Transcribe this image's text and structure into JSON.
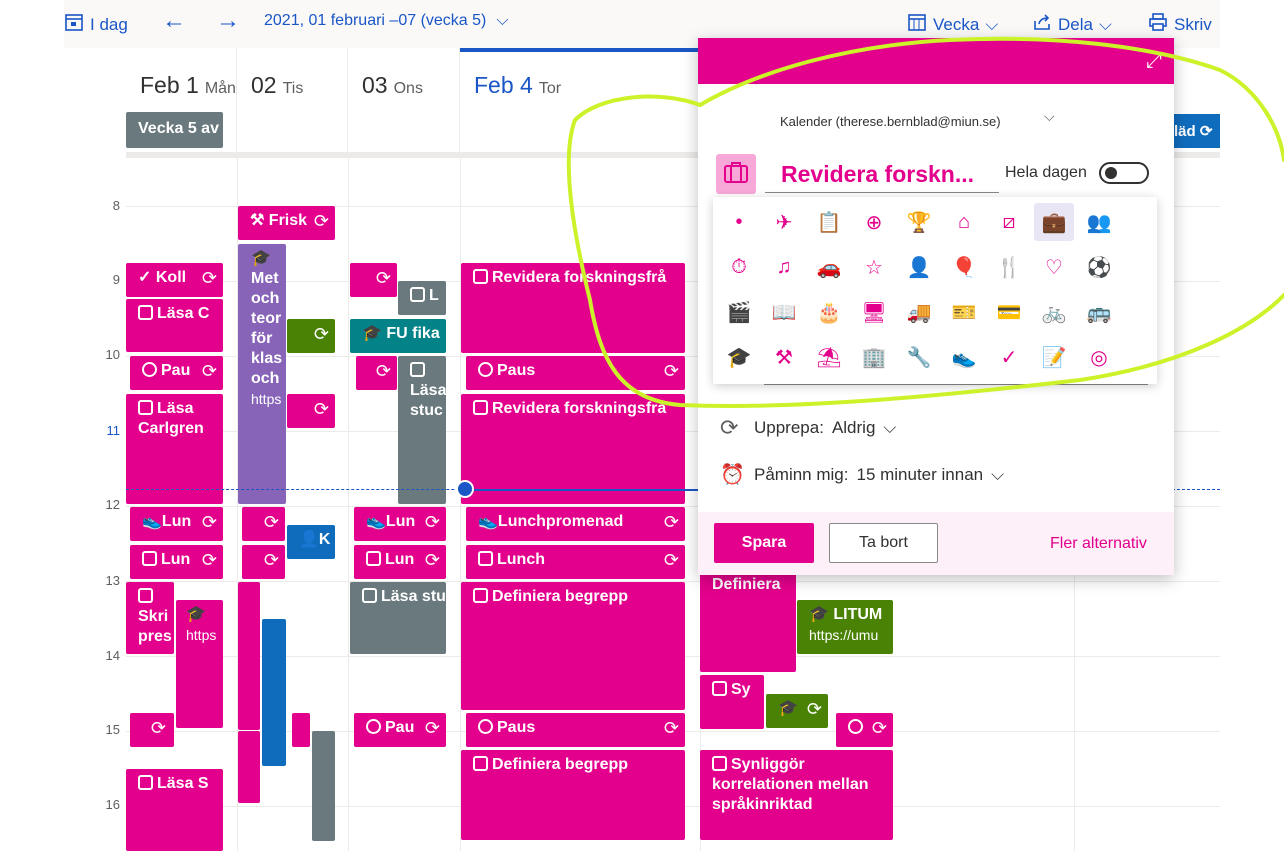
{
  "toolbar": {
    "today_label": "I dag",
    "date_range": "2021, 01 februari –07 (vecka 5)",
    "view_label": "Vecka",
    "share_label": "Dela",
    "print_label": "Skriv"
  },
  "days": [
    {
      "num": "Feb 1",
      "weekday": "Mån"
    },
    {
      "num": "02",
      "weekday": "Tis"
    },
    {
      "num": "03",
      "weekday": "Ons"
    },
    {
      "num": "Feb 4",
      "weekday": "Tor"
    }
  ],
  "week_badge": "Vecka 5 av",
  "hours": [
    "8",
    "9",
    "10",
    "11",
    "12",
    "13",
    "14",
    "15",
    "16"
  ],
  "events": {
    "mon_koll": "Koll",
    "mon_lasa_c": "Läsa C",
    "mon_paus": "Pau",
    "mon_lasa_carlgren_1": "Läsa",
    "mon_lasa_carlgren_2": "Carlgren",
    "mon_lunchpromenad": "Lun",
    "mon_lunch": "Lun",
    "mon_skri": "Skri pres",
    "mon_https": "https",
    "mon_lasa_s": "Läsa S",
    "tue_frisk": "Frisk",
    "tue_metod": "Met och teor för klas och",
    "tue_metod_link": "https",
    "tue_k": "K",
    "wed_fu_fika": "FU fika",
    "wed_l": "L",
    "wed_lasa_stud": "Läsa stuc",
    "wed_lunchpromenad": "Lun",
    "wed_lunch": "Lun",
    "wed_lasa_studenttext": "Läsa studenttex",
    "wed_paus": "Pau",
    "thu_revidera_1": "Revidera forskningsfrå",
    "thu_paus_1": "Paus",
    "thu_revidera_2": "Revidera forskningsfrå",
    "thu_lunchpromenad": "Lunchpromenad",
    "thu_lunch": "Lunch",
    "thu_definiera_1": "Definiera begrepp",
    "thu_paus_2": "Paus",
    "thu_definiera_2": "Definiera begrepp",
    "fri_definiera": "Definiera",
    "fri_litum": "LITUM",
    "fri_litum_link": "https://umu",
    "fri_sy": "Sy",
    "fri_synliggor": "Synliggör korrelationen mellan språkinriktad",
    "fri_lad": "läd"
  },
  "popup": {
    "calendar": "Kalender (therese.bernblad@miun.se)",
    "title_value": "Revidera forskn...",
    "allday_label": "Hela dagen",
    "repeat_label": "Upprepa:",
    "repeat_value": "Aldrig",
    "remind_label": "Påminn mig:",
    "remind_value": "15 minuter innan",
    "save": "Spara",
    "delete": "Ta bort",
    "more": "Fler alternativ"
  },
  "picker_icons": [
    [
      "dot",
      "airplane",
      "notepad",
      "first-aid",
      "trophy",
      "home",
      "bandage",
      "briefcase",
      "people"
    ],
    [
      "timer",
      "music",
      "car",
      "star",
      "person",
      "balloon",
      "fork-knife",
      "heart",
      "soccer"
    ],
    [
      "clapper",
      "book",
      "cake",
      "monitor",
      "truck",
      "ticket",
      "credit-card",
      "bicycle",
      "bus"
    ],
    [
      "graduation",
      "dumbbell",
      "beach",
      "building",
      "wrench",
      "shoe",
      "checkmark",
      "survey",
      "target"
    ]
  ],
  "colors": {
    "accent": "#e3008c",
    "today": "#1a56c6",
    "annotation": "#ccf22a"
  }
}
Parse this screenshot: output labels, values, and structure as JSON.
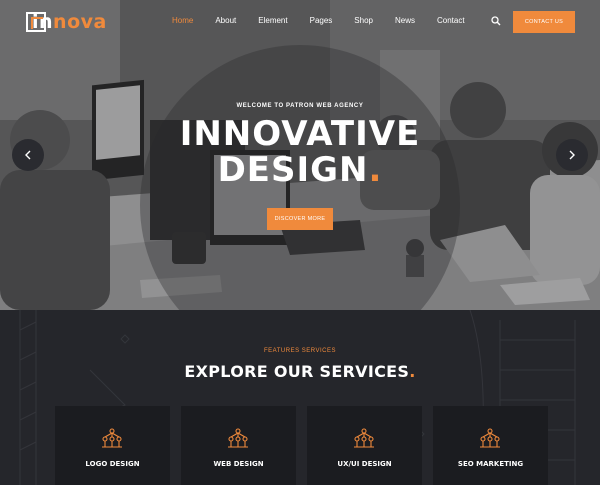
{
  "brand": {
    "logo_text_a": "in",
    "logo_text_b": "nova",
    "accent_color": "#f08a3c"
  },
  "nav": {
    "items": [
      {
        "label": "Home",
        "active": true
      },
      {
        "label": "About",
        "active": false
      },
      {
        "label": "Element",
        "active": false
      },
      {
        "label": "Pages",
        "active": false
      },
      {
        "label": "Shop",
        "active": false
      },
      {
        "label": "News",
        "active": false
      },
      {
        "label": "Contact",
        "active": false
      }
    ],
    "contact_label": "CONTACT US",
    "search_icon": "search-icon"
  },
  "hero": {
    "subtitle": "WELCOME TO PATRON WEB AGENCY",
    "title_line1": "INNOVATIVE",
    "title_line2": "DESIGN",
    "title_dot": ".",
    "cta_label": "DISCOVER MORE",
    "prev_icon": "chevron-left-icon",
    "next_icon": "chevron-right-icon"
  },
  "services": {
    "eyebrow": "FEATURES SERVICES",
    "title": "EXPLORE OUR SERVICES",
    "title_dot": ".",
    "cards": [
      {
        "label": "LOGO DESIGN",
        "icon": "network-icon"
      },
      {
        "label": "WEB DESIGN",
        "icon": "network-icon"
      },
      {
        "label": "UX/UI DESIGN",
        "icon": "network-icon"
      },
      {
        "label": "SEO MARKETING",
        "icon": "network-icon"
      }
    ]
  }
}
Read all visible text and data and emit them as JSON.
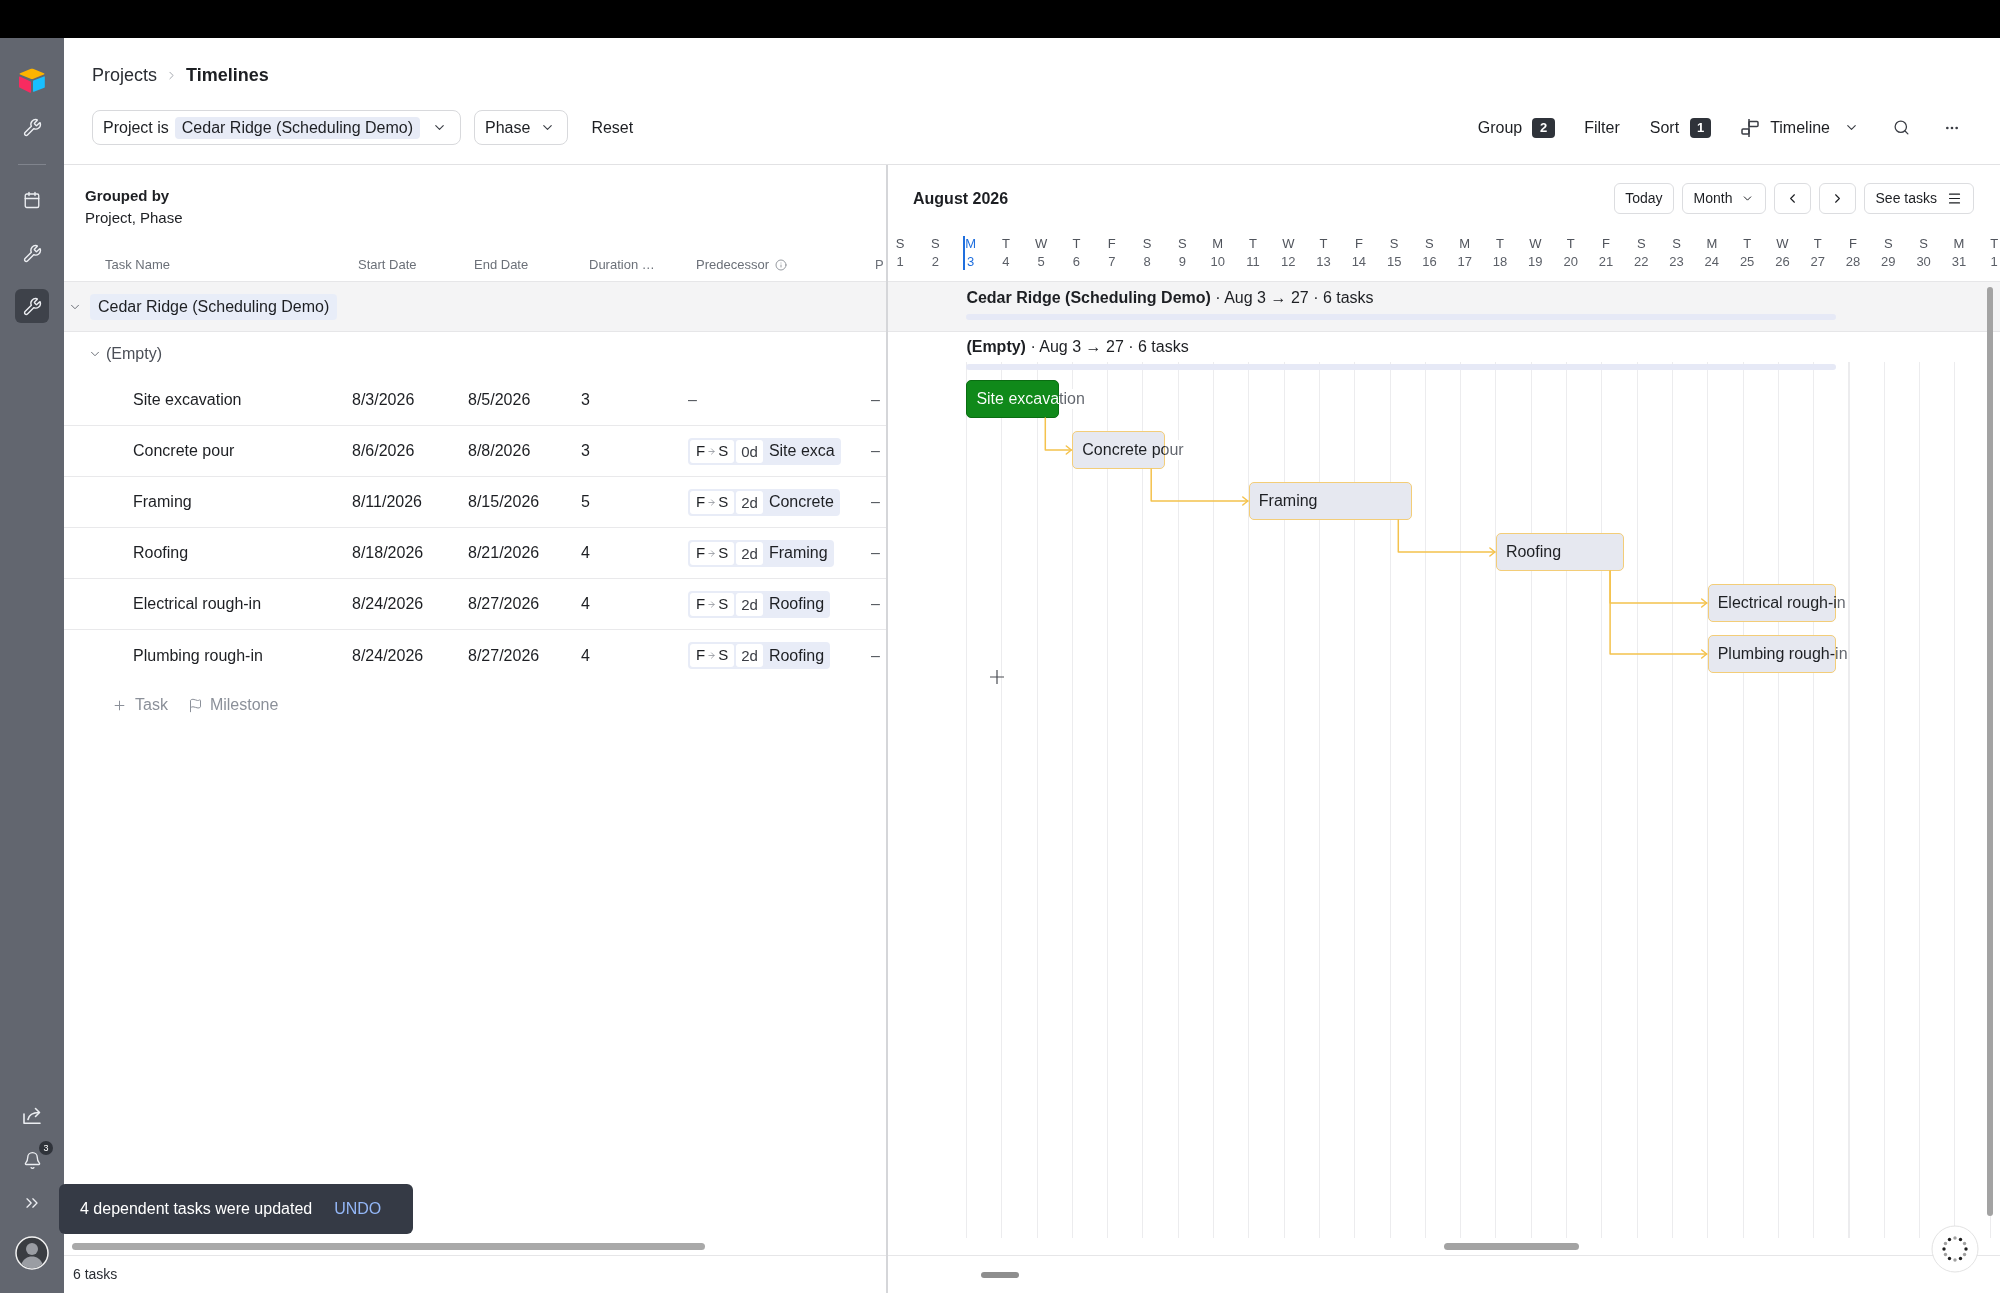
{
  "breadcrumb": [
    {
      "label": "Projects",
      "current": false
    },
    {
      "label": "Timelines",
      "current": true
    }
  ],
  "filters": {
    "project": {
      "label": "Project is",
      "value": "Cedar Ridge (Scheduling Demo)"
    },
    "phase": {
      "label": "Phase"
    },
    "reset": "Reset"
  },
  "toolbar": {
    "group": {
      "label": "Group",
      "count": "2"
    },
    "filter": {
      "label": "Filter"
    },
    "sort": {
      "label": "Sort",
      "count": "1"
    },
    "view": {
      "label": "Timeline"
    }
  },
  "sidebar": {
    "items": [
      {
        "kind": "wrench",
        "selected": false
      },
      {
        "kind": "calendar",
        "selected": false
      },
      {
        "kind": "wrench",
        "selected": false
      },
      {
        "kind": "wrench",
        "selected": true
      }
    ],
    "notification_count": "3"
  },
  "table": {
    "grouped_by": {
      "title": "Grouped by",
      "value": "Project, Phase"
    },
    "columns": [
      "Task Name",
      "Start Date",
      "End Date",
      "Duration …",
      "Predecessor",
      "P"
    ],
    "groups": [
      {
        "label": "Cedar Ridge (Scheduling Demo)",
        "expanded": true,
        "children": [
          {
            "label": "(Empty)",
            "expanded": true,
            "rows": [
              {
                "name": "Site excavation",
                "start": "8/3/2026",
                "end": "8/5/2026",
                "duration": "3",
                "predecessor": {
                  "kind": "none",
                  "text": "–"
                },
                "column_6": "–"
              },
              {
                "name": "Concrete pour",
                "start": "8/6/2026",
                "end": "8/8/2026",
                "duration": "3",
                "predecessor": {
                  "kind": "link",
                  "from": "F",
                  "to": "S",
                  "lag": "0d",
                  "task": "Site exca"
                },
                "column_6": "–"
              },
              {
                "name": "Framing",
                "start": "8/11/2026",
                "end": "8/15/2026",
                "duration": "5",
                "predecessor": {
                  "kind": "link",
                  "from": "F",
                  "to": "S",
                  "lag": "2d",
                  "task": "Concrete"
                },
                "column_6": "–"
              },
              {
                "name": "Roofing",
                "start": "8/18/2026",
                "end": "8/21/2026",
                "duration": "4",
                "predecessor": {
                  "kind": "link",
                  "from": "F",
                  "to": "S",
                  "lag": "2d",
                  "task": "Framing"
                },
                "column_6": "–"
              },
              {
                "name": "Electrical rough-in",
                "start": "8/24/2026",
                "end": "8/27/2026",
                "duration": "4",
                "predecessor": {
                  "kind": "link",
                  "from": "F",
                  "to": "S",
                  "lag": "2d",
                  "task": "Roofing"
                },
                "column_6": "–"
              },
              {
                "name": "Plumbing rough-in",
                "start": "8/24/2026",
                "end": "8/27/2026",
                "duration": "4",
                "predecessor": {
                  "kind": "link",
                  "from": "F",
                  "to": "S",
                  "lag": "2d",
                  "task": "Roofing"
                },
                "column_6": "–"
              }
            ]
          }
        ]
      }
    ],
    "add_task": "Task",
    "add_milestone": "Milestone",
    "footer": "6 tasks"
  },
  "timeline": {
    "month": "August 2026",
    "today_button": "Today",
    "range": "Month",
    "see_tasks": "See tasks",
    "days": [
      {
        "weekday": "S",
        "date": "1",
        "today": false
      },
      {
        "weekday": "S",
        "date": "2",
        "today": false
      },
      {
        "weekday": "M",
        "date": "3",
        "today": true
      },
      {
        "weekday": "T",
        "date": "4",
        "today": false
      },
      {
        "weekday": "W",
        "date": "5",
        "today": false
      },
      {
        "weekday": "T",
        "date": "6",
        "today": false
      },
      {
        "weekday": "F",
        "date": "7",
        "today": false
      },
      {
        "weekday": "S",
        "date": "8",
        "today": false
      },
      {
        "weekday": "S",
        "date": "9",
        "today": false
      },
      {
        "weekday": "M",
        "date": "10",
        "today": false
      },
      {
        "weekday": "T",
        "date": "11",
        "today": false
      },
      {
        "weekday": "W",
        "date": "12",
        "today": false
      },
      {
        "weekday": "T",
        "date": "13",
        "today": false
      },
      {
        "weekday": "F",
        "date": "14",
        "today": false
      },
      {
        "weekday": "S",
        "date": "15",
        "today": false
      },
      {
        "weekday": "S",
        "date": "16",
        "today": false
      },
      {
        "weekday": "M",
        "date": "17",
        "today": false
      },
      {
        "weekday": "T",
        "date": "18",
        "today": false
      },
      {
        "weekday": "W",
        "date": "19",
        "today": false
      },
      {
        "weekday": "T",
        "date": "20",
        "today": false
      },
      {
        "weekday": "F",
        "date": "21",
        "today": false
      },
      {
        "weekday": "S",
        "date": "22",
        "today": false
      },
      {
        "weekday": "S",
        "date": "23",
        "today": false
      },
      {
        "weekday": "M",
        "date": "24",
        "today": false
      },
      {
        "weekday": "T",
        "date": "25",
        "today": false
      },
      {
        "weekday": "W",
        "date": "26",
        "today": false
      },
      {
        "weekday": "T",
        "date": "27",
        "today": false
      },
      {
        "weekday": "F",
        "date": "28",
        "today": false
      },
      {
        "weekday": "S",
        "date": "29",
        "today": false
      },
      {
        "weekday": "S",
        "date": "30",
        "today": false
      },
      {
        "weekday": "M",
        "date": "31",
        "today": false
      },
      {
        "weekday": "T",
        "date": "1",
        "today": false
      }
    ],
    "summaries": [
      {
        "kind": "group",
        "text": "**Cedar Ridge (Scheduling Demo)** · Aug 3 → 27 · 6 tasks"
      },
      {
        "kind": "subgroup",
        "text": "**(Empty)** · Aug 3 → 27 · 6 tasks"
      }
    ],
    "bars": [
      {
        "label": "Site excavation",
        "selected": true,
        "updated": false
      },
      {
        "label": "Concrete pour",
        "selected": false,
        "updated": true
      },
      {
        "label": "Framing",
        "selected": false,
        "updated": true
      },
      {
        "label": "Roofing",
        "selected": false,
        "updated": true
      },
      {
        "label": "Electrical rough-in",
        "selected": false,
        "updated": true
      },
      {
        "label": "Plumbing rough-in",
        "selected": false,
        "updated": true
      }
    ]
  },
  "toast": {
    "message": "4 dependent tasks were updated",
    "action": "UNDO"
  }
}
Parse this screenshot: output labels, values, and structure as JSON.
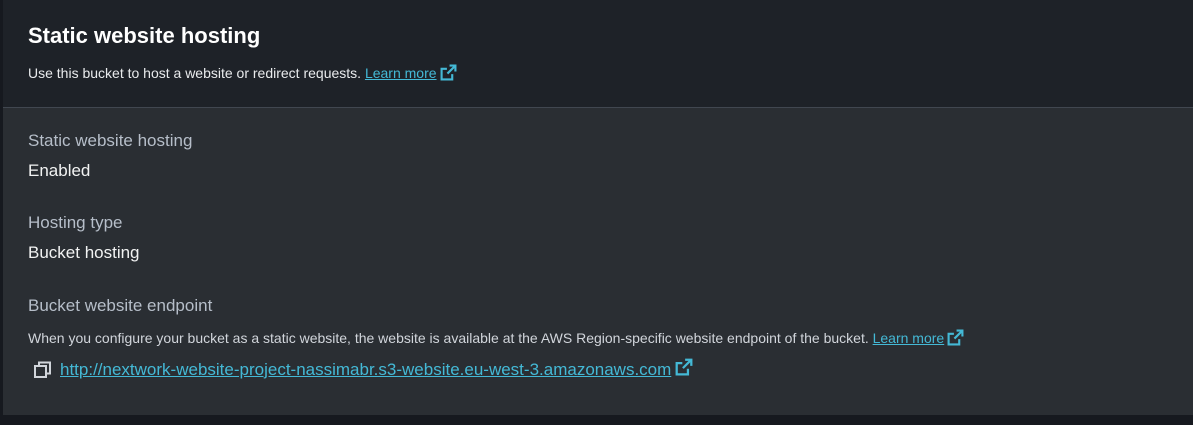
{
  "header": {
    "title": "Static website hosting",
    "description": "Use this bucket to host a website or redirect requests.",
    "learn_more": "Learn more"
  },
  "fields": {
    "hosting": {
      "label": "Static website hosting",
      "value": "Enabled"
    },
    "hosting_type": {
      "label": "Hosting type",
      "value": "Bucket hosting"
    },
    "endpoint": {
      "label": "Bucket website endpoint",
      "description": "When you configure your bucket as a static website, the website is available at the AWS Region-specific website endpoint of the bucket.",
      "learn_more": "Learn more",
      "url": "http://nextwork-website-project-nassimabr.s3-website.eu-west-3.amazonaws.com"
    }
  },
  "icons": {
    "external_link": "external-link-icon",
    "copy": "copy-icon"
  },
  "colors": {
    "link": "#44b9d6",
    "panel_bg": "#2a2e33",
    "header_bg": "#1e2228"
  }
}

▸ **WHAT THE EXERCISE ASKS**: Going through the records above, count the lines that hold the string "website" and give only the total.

▸ **PROBLEM SOLUTION**: 6